Hargreaves Lansdown PLC (LON:HL.) cut costs to boost half-year profits as revenues rose less than the market expected as it battled “reputational damage” from its close associations with fallen star fund manager Neil Woodford.
Around 15,000 net new clients signed up in second quarter to 31 December, taking the active client base up 4% to 1.27mln, while the client retention rate of 93.3% was little changed over the six months since the end of June.
This was only down slightly compared to previous periods, but shares in the FTSE 100-listed company fell 6% to 1,742.24p by mid morning on Friday.
There has been strong criticism of Hargreaves since last summer as it had continued to include Woodford's flagship fund among its recommended Wealth 50 'buy list' right up until the fund was suspended on 3 June after many months of poor performance led to a surge in withdrawals.
Analysts noted that, excluding its Active Savings service, net inflows were just £0.3bn in the second quarter, though assets under management were boosted by positive market movements of £2.8bn.
Excluding £1.6bn in Active Savings, HL finished December with total assets under administration of £103.6bn, up 3.1% since the end of September and 22% over the year.
Total net new business of £2.3bn in half was weaker than anticipated, which was attributed to this uncertainty, though chief executive Chris Hill noted that since the election an “increase in investor confidence” has been witnessed, which has translated into increased client activity and “early signs of renewed net flows into retail funds”.
Net revenue for the half year of £257.9mln was up 9% compared to the previous year but a little short of analyst forecasts for £259.7mln.
But keeping costs under control meant this fed through to adjusted profit before tax of £171.1mln that was up 12% on the prior year and beat the consensus estimate of £168.7mln.
Add in a slightly lower tax rate, and the FTSE 100-listed investment platform’s diluted earnings per share were up 12% year-on-year to 29.3p, 2% ahead of the average analyst forecast.
“Despite market challenges, the resilience of our business, continued execution of our strategy and our focus on ensuring the right outcomes for clients, means we have seen growth and increased market share through the period,” said Hill.
As the board declared an interim dividend of 11.2p, up 9% year on year.
Broker Libuerm said net new business “is probably the metric that the bears will focus on today” and the net new client numbers since the Woodford suspension was “pretty respectable given the risk of reputational damage”.
“With respect to Woodford there isn't much in the statement but expect it to be the focus of questions in today's presentation alongside the potential path of recovery for new flows post the election.”
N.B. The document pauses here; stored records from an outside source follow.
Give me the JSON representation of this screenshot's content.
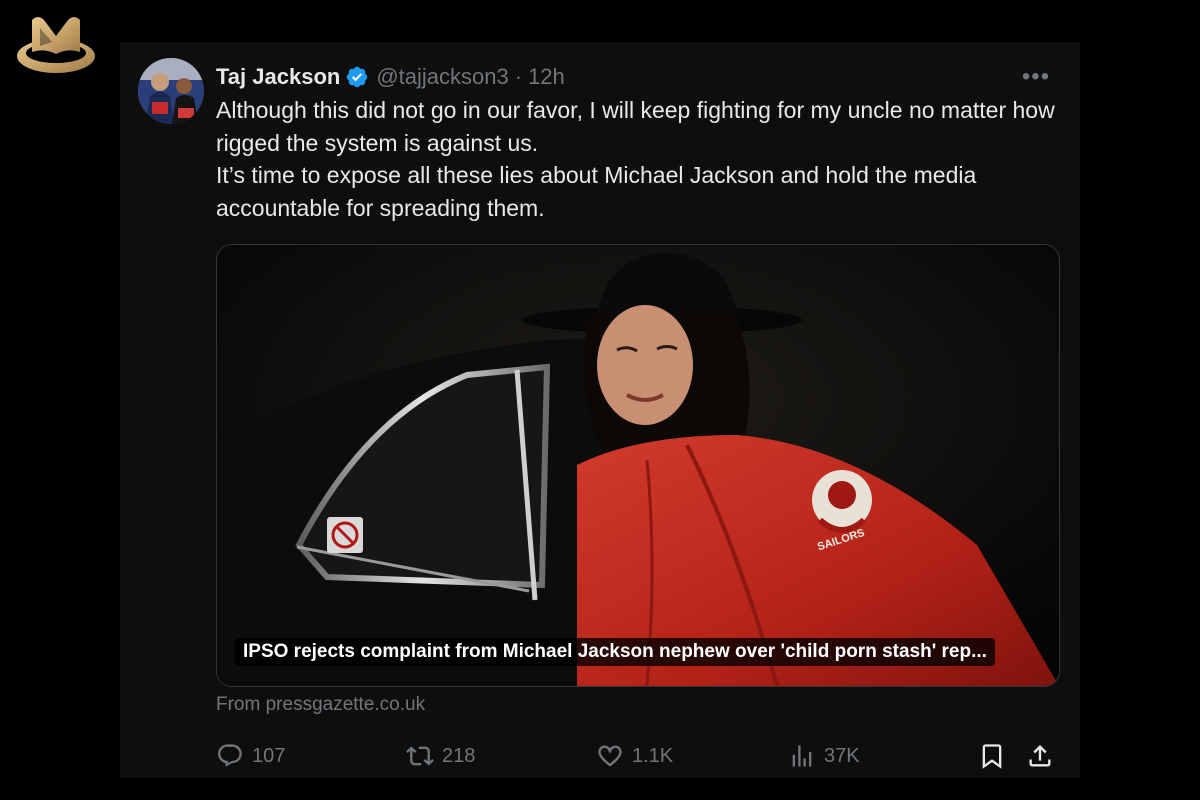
{
  "tweet": {
    "author_name": "Taj Jackson",
    "verified": true,
    "handle": "@tajjackson3",
    "separator": "·",
    "time": "12h",
    "more_label": "•••",
    "text_lines": [
      "Although this did not go in our favor, I will keep fighting for my uncle no matter how rigged the system is against us.",
      "It’s time to expose all these lies about Michael Jackson and hold the media accountable for spreading them."
    ],
    "card": {
      "caption": "IPSO rejects complaint from Michael Jackson nephew over 'child porn stash' rep...",
      "jacket_text": "SAILORS"
    },
    "source": "From pressgazette.co.uk",
    "actions": {
      "replies": "107",
      "reposts": "218",
      "likes": "1.1K",
      "views": "37K"
    }
  },
  "colors": {
    "background": "#000000",
    "card_background": "#0e0e0e",
    "text": "#e7e9ea",
    "muted": "#71767b",
    "verified_blue": "#1d9bf0",
    "logo_gold": "#c9a56b"
  },
  "icons": {
    "site_logo": "gold-hat-logo-icon",
    "verified": "verified-badge-icon",
    "reply": "reply-icon",
    "repost": "repost-icon",
    "like": "heart-icon",
    "views": "views-icon",
    "bookmark": "bookmark-icon",
    "share": "share-icon"
  }
}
Analysts at Shore Capital noted that the company “continues to attract negative press for its role in the Woodford debacle.
“While this will have undoubtedly alienated some customers, we think management actions, such as immediately suspending its own platform fees on these holdings at a cost of £2.3mln (and lobbying, in vain, for Woodford to do the same on management fees) and by forgoing of director bonuses, will have helped to mitigate the reputational damage.”